The Americans shipped the archive to Washington, D.C., for restoration and hastily signed a diplomatic agreement promising to return the material to the Iraqi government. The United States spent over $3 million to restore and digitize the archive, which has since been exhibited across the country. The collection includes a Hebrew Bible with commentaries from 1568, a Babylonian Talmud from 1793 and an 1815 version of the Jewish mystical text Zohar, as well as more mundane objects such school reports and a Baghdad telephone book.
Although tens of thousands of Iraqi documents were shipped to the United States, the Iraqi government has only formalized its claim to the 2,700 books and 30,000 documents of the water-stained archive, which it claims are the country’s “precious cultural heritage,” a last emotional link with its ancient Jewish community and a reminder of Iraq’s former diversity.
The Iraqi Jewish community in exile has been waging a bitter battle to recover the collection and prevent it being sent back to Iraq. They say that to return the archive, which was seized from Jewish community offices, schools and synagogues, would be like returning property looted by the Nazis to Germany.

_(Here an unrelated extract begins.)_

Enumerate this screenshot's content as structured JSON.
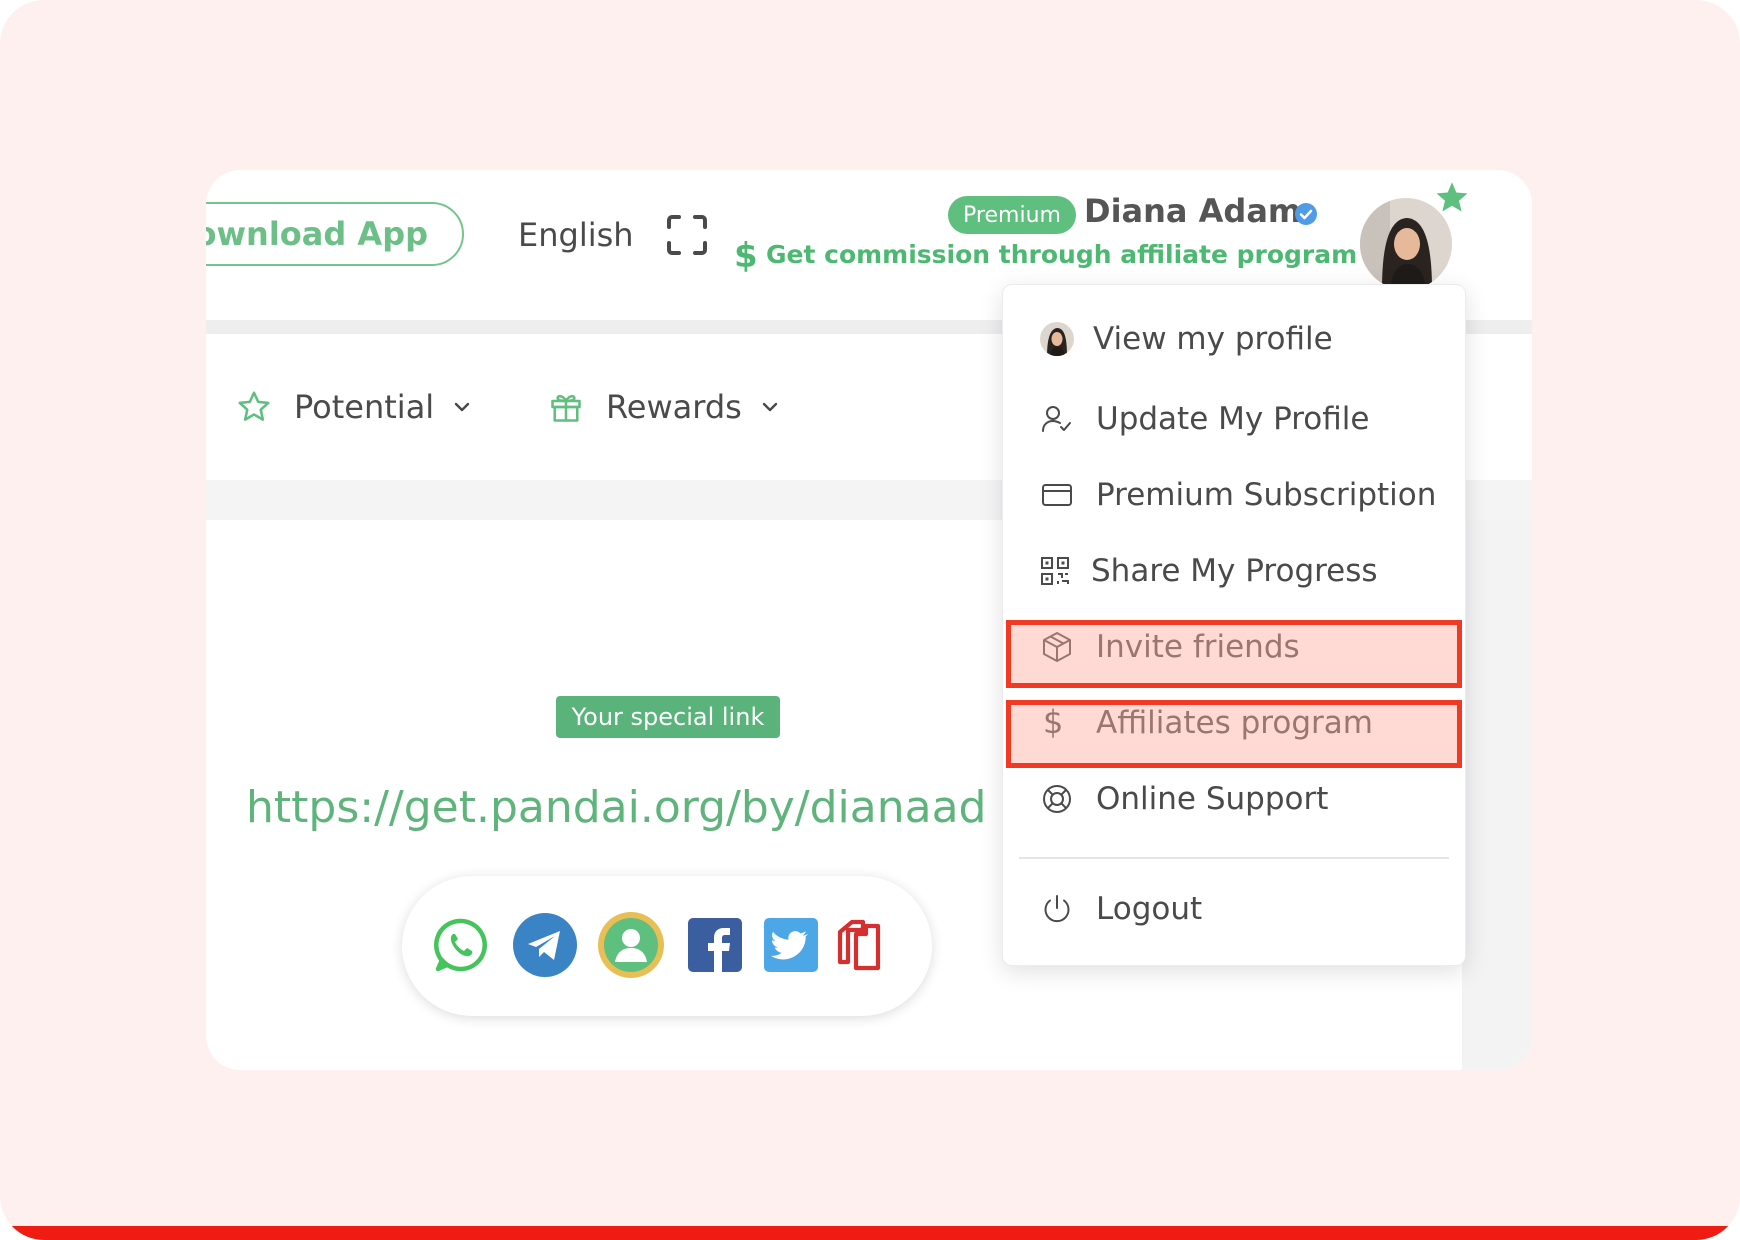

The Iraqi and Egyptian cases are symptomatic of a larger problem. Since 2004, the United States has been bound by law to impose import restrictions on archaeological and ethnological material that constitutes a country’s cultural heritage and has signed Memoranda of Understanding (MOUs) to this effect with Algeria, Egypt, Syria and Libya. In January 2018, the International Council of Museums released a “Red List” for Yemen aimed at protecting Hebrew manuscripts and Torah finials from leaving the country. All but 50 Jews have fled the country, taking what possessions they could, but even these ultimately could be returned to Yemen.
“These MOUs claim to be about [stopping] looting, but their broad scope and limited evidence of success suggests their real impact is providing a legal vehicle to legitimize foreign confiscations and wrongful ownership claims. … The MOUs are based on a flawed premise. It is the heritage and patrimony of 850,000 indigenous Jews who fled their homes and property under duress,” said Sarah Levin of the California-based Jews Indigenous to the Middle East and North Africa (JIMENA).
It is understandable that the international community should wish to prevent the looting and smuggling of ancient artifacts and their sale on the international art market. That is how Islamic State financed much of its conquest of northern Iraq and Syria. But there is a distinction between theft for financial gain, and legitimate salvage of Torah scrolls or books taken by fleeing Jews to be used for prayer.
Eight Sumerian artifacts sold to the British Museum were recently sent back to Baghdad. But the Iraqi-Jewish archive does not belong to some long-extinct civilization—some of the owners are still alive.
International law is based on the outmoded assumption of territorial sovereignty. It needs updating, specifically to resolve the tug-of-war between minority and national heritage, where the minority has been persecuted and displaced.
Lyn Julius is the author of “Uprooted: How 3,000 years of Jewish Civilization in the Arab World Vanished Overnight” (Vallentine Mitchell, 2018).
Jewish News Syndicate
With geographic, political and social divides growing wider, high-quality reporting and informed analysis are more important than ever to keep people connected.
Our ability to cover the most important issues in Israel and throughout the Jewish world—without the standard media bias—depends on the support of committed readers.
If you appreciate the value of our news service and recognize how JNS stands out among the competition, please click on the link and make a one-time or monthly contribution.
We appreciate your support.